### REQUIRED WORK
Copy out every line of the records in which "this" can be found.

### GIVEN ENTRIES
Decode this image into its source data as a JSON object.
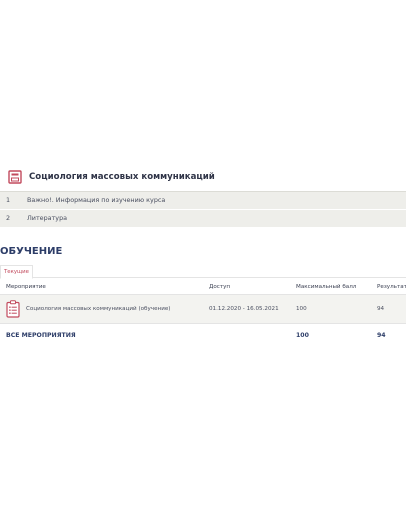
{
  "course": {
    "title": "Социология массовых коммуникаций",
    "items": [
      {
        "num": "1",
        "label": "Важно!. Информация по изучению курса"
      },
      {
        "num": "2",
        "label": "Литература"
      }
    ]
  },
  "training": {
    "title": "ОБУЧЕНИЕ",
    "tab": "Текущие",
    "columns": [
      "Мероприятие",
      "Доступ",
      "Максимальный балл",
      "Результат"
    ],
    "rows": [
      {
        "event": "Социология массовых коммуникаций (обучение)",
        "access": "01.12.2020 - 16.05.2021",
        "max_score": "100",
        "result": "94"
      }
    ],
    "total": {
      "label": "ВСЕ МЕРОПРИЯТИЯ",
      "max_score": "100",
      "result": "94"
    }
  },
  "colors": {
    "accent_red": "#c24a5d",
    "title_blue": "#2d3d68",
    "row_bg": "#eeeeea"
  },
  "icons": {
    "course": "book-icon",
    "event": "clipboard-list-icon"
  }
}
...
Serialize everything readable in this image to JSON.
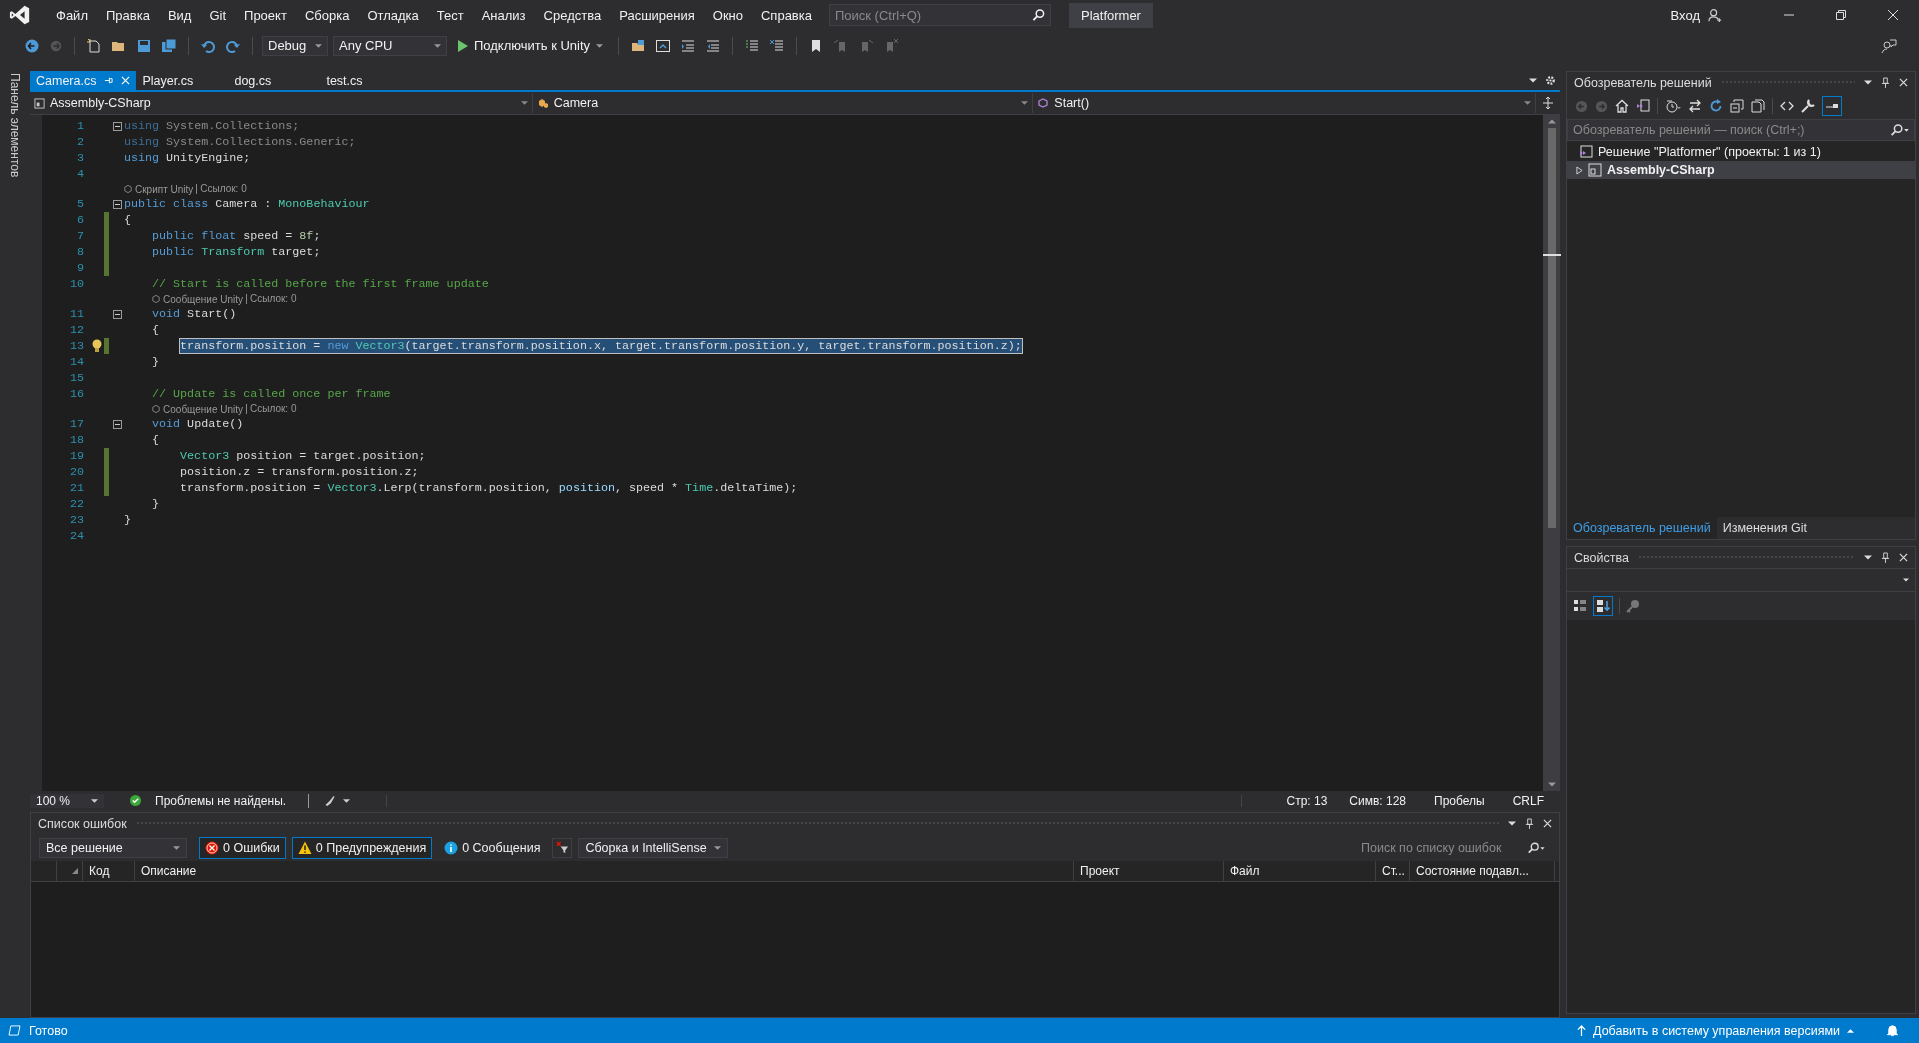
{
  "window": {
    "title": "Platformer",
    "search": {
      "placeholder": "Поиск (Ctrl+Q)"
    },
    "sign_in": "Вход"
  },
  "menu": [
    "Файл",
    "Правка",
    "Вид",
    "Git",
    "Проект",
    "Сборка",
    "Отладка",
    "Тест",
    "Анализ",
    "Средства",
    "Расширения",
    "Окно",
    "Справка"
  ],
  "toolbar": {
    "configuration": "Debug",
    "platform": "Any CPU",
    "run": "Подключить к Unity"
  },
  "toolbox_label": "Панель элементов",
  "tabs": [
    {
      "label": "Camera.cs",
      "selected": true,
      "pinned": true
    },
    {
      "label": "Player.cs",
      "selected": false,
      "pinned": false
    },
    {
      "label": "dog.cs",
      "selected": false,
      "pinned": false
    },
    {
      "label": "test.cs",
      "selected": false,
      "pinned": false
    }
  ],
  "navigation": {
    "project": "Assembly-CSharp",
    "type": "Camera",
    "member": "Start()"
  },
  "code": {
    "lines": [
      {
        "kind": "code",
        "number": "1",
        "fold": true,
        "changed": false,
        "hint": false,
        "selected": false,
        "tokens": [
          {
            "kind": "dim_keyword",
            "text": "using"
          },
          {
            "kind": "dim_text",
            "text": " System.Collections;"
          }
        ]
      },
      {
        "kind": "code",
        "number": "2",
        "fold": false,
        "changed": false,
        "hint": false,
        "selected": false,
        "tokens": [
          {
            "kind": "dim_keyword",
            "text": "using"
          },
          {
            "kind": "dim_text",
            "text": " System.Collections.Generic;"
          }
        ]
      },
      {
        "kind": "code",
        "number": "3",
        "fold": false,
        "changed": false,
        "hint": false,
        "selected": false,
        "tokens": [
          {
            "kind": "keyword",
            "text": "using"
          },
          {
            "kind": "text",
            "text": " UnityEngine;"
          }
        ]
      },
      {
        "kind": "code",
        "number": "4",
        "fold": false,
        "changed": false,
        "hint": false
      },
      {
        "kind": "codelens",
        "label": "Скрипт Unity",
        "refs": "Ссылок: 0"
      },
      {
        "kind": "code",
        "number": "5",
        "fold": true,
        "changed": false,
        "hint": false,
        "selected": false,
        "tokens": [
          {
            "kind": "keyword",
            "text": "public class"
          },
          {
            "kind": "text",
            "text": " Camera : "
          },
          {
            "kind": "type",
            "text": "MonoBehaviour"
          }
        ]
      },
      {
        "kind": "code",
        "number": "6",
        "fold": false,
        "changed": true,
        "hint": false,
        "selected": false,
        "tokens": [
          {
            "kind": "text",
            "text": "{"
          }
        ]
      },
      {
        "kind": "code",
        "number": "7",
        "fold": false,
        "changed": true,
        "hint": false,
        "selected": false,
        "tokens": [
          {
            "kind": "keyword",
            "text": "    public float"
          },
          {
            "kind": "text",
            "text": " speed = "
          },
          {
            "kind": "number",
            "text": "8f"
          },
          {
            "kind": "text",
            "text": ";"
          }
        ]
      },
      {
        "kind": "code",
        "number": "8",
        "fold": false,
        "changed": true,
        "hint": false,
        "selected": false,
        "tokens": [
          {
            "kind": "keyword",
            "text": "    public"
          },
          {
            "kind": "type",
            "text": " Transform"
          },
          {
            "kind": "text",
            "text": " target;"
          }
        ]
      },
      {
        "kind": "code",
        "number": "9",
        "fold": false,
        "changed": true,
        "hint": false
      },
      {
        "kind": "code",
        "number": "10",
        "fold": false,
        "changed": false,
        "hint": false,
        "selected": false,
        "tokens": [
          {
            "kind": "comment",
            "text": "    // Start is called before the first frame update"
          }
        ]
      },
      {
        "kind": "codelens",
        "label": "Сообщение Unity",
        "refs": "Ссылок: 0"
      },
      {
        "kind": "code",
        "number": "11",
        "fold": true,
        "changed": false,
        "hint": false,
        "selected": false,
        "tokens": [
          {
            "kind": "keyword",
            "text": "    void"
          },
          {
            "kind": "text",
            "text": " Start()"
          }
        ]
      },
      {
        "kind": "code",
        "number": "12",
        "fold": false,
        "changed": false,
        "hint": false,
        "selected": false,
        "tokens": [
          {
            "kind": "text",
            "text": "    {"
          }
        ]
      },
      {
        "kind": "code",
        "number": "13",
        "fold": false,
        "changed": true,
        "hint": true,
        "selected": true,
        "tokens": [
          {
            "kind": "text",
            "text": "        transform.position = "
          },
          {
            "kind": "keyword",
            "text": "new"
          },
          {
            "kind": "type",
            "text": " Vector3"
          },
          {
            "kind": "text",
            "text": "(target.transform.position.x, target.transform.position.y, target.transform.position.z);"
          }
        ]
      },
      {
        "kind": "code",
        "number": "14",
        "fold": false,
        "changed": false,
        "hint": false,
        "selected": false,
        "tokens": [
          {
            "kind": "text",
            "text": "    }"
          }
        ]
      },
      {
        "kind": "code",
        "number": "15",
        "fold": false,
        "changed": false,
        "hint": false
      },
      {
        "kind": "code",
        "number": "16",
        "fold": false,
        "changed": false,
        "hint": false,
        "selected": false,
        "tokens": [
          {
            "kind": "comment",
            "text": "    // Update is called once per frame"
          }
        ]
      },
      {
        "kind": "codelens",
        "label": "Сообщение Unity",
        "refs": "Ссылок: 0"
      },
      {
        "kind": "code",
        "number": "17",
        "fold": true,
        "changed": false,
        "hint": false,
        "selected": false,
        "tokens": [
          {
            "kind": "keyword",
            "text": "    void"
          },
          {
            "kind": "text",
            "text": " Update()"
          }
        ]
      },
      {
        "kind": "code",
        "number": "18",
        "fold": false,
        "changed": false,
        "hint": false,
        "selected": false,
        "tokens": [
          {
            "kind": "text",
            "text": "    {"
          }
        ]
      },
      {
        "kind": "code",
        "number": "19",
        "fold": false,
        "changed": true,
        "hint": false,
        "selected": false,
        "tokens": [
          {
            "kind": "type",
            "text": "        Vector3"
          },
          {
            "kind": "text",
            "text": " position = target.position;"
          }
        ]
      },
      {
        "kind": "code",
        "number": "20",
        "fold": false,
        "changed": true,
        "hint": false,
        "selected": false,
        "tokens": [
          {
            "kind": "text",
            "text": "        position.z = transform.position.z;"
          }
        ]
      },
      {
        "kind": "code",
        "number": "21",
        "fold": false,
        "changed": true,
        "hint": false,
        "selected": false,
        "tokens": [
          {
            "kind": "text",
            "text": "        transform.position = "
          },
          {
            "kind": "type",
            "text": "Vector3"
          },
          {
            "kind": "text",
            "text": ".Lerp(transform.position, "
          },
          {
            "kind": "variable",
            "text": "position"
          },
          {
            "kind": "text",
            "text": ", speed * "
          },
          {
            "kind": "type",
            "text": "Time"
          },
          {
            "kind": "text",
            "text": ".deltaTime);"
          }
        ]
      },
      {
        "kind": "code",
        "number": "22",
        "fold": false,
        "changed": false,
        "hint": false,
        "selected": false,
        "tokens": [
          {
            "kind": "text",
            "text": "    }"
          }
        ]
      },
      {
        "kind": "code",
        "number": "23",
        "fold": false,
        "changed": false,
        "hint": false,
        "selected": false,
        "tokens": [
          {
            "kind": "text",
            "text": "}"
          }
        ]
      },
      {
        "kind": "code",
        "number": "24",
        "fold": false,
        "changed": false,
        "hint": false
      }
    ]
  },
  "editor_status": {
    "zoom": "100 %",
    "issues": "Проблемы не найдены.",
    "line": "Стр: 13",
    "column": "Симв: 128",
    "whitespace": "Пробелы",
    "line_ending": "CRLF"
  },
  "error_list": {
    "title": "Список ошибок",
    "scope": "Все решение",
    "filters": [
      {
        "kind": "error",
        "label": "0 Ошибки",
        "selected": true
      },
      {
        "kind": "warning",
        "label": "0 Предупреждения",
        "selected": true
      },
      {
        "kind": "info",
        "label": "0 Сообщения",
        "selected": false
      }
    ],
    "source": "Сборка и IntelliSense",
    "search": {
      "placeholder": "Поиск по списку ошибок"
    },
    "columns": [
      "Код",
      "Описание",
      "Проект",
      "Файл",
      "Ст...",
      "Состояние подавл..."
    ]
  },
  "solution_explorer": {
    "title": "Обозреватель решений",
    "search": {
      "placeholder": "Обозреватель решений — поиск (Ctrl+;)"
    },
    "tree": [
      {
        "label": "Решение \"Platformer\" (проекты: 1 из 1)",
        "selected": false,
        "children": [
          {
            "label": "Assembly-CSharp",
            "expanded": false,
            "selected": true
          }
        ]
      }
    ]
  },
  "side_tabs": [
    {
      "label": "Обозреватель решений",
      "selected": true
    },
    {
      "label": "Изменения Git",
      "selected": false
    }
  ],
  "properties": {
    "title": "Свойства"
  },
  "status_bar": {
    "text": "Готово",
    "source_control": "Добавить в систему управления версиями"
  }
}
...
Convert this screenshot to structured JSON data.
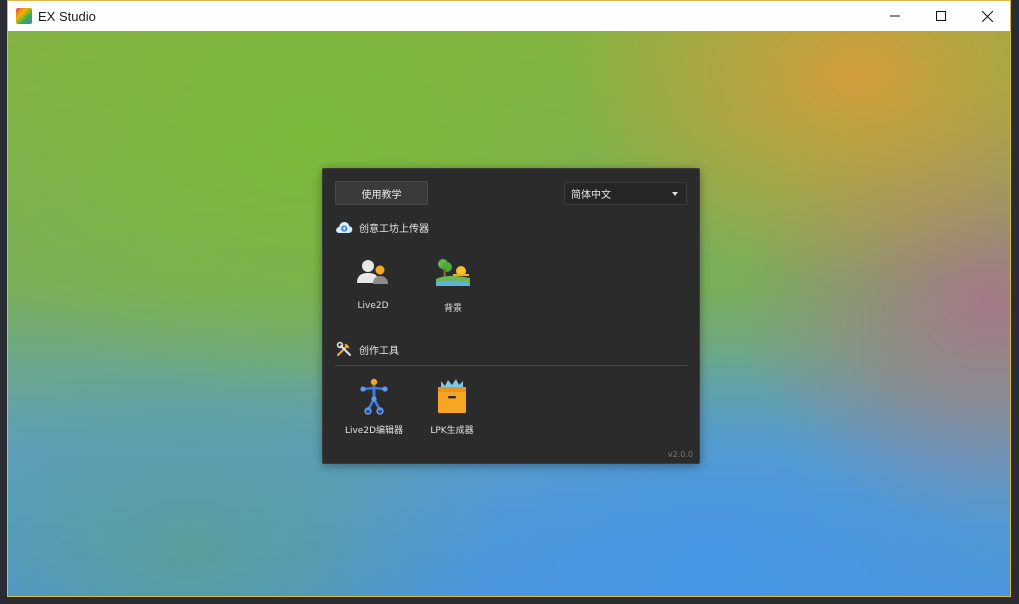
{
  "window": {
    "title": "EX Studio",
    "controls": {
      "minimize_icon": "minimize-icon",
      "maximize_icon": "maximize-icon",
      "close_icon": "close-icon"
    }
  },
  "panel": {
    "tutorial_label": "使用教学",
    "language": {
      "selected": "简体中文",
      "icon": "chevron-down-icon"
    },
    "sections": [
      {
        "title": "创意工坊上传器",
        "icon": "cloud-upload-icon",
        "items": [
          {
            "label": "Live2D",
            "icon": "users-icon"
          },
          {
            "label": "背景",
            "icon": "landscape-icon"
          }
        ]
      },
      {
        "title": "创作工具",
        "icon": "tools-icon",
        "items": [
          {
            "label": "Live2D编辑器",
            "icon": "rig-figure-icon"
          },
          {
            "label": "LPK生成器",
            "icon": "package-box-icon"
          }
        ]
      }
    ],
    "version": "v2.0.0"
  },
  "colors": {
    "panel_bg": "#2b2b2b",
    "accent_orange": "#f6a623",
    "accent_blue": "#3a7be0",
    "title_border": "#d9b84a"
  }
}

### SOLUTION
Decode this image into its source data as a JSON object.
Serialize everything readable in this image to JSON.
Convert this screenshot to structured JSON data.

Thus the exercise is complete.